Three days later Battery 638 was ordered to transfer to Budapest and was loaded without any Karl-Gerat. Nr. V was rerouted to Budapest to equip the battery. Battery 428 followed on 10-11 October 1944. Both batteries were ordered back to Warsaw on 19 October, although they didn’t arrive until 28 October. On 6 November Battery 638 transferred one Karl-Gerat 040 to 428 and returned to Juterbog on 10 November to rearm with a Gerat 041. Battery 428 didn’t remain near Warsaw much longer and departed for Juterbog itself on 15 November.

Battery 428 exchanged its guns for Nr. II and VI (both with Gerat 040) and departed for the West on 14 December 1944 to participate in Operation Watch on the Rhine (Unternehmen Wacht am Rhein), which would be known by Americans as the Battle of the Bulge, but didn’t reach the front until 29 December. Battery 628 followed on 20 December after equipping with Nr. IV, the first 54 cm Gerat 041 to be committed to battle.

Little is known of their activities during the battle, but Gerat Nr. II was damaged en route by a bomb and was back in Juterbog on 6 January 1945. It was repaired using parts from Karl Nr. I by 3 February. Gerat Nr. IV was damaged by a number of penetrating hits and arrived in Juterbog on 31 January. Gerat Nr. VI was still at the front on 19 January. In the meantime Nr. V was modified to use the 54 cm howitzer and had its engine rebuilt.

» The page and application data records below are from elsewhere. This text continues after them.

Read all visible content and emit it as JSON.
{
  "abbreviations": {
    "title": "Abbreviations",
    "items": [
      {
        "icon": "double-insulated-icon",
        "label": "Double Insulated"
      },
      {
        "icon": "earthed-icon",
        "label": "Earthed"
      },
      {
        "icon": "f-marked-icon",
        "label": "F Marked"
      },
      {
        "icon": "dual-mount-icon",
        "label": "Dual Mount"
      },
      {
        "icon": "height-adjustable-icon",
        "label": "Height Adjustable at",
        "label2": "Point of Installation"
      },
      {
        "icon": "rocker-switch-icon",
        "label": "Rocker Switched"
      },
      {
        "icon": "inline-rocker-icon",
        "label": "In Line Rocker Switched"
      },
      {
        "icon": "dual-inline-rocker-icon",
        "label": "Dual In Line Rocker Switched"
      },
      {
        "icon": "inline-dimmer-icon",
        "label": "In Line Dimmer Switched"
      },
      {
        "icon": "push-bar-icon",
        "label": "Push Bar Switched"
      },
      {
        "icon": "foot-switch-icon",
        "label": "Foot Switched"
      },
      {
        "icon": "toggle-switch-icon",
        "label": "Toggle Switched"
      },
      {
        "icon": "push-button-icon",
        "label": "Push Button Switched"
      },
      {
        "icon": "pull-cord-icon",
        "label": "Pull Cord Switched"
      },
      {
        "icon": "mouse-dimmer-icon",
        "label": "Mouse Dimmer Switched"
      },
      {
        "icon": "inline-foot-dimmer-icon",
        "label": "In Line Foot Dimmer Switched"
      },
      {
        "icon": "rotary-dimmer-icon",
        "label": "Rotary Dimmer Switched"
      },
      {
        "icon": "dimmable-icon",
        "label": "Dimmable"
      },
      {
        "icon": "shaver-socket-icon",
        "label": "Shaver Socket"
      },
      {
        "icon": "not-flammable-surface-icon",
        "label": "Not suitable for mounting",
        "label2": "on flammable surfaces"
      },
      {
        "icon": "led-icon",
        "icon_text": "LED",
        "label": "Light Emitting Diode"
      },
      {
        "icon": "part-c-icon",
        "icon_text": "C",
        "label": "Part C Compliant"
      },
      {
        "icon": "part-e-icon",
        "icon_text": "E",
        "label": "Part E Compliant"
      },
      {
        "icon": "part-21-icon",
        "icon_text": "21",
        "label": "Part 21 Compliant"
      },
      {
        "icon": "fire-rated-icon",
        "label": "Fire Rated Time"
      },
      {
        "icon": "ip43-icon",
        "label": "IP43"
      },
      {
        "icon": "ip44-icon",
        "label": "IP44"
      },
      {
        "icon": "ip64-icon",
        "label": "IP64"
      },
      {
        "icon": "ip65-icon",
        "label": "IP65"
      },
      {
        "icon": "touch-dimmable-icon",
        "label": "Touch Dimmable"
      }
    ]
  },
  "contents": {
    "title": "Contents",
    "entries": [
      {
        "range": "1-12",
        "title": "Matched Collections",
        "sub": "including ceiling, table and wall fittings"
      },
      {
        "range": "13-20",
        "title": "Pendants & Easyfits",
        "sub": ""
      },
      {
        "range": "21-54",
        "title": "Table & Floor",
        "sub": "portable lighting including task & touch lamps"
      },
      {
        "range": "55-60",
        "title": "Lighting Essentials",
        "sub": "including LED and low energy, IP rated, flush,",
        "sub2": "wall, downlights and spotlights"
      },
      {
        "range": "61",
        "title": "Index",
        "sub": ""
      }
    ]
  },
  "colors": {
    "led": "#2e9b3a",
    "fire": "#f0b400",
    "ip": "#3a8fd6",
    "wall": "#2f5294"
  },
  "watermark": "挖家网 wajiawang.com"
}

Battery 628 was initially ordered to the Vistula Front on 7 March, but this was countermanded on 11 March when it was rerouted towards Remagen, where the Allies had recently captured the Ludendorff Bridge. Karl-Batterie 638 arrived on 20 March, but after only 14 rounds that missed all of the bridges and only damaged a handful of random houses, the weapon had to be moved to the rear for repairs.[self-published source?] Batterie 428 was also ordered towards Remagen on 11 March, but was rerouted to the 1st Army sector instead.

A status report dated 22 March showed Gerate Nr. I and IV were still at Juterbog, with Nr. I configured as a 040 and Nr. IV to be completed as a 041. Gerate Nr. II and V had left for the front on 11 and 10 March respectively. Gerat Nr. VI was returning to Juterbog with engine damage. Gerat Nr. III had been virtually destroyed and only the gun breech was salvageable. Gerat Nr. VII needed parts and wasn’t going to be made operational anytime soon.

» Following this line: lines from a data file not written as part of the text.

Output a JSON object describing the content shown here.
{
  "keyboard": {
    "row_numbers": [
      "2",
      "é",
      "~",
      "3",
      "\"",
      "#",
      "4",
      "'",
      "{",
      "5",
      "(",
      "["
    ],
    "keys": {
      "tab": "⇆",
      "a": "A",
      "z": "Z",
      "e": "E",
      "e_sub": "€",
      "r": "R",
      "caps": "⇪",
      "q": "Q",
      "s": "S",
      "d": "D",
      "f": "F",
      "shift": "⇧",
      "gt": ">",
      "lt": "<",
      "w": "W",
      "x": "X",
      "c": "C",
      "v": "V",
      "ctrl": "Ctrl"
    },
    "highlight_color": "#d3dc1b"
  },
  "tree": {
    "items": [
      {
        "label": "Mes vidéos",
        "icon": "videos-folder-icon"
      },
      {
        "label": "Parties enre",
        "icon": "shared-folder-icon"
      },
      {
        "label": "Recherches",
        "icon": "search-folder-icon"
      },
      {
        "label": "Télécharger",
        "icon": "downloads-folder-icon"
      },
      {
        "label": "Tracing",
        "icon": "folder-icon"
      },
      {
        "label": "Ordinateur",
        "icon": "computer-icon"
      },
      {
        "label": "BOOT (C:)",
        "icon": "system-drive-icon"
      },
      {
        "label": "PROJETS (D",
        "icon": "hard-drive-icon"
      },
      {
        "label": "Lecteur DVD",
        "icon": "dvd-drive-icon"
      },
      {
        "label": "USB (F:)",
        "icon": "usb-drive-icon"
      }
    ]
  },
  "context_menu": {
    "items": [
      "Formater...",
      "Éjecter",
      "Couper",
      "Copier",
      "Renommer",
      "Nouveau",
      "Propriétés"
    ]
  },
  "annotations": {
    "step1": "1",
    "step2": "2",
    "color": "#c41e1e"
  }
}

Battery 628 was ordered disbanded on 11 April and its personnel incorporated into Battery 428, although it’s unlikely that either unit actually saw action except in local defense.

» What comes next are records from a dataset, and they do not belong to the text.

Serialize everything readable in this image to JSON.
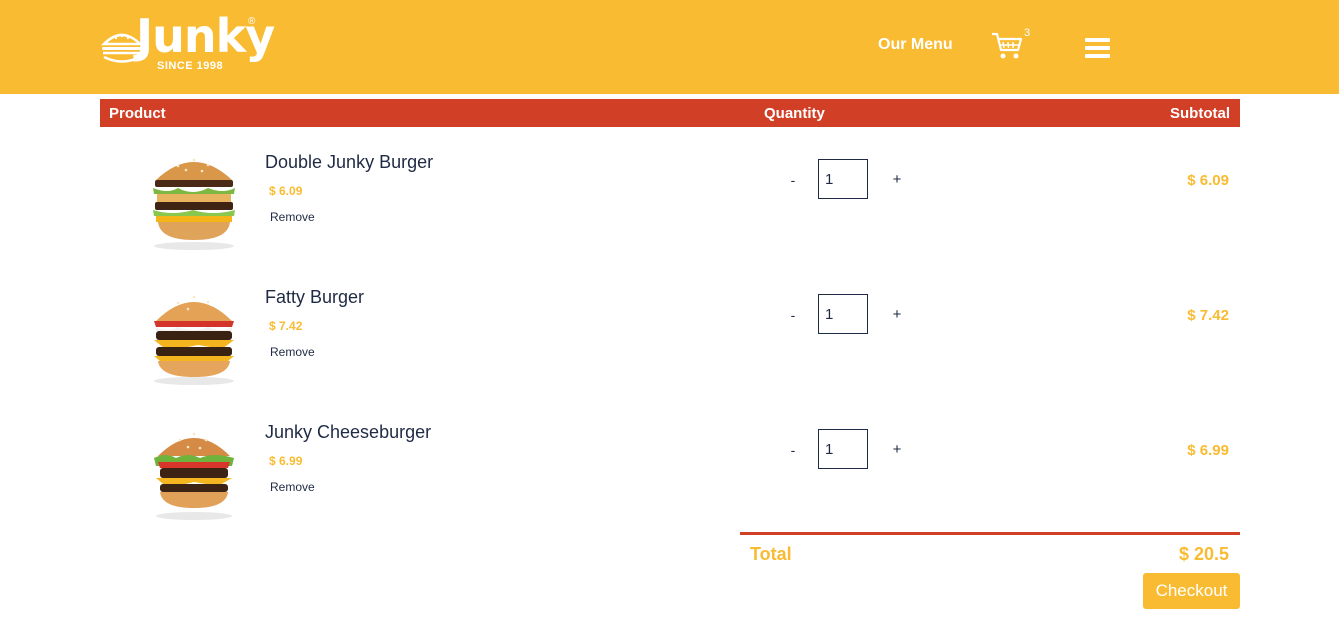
{
  "brand": {
    "name": "Junky",
    "registered": "®",
    "tagline": "SINCE 1998"
  },
  "nav": {
    "menu_label": "Our Menu",
    "cart_count": "3",
    "cart_icon": "shopping-cart-icon",
    "menu_icon": "hamburger-menu-icon"
  },
  "table": {
    "headers": {
      "product": "Product",
      "quantity": "Quantity",
      "subtotal": "Subtotal"
    },
    "items": [
      {
        "name": "Double Junky Burger",
        "price": "$ 6.09",
        "remove": "Remove",
        "minus": "-",
        "quantity": "1",
        "plus": "+",
        "subtotal": "$ 6.09"
      },
      {
        "name": "Fatty Burger",
        "price": "$ 7.42",
        "remove": "Remove",
        "minus": "-",
        "quantity": "1",
        "plus": "+",
        "subtotal": "$ 7.42"
      },
      {
        "name": "Junky Cheeseburger",
        "price": "$ 6.99",
        "remove": "Remove",
        "minus": "-",
        "quantity": "1",
        "plus": "+",
        "subtotal": "$ 6.99"
      }
    ]
  },
  "summary": {
    "total_label": "Total",
    "total_value": "$ 20.5",
    "checkout_label": "Checkout"
  },
  "colors": {
    "brand_yellow": "#f9bb31",
    "header_red": "#d13f27",
    "text_navy": "#1f2a44"
  }
}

In 1945, Nr. II (“Eva”) as well as Nr. V (“Loki”) were captured by US forces in the period 21 March to 11 April 1945. Nr. VII, the test weapon, was captured by the US Army in Hillersleben and shipped to Aberdeen Proving Grounds but later scrapped. Nr. VI (“Ziu”) was captured by the Red Army, probably when they overran Juterbog on 20 April 1945. This is on display at the Kubinka tank museum, although marked as Nr. I (“Adam”). Nr. IV (“Odin”) was also captured by the Red Army. The fates of guns Nr. I (“Adam”) and Nr. III (“Thor”) are unknown.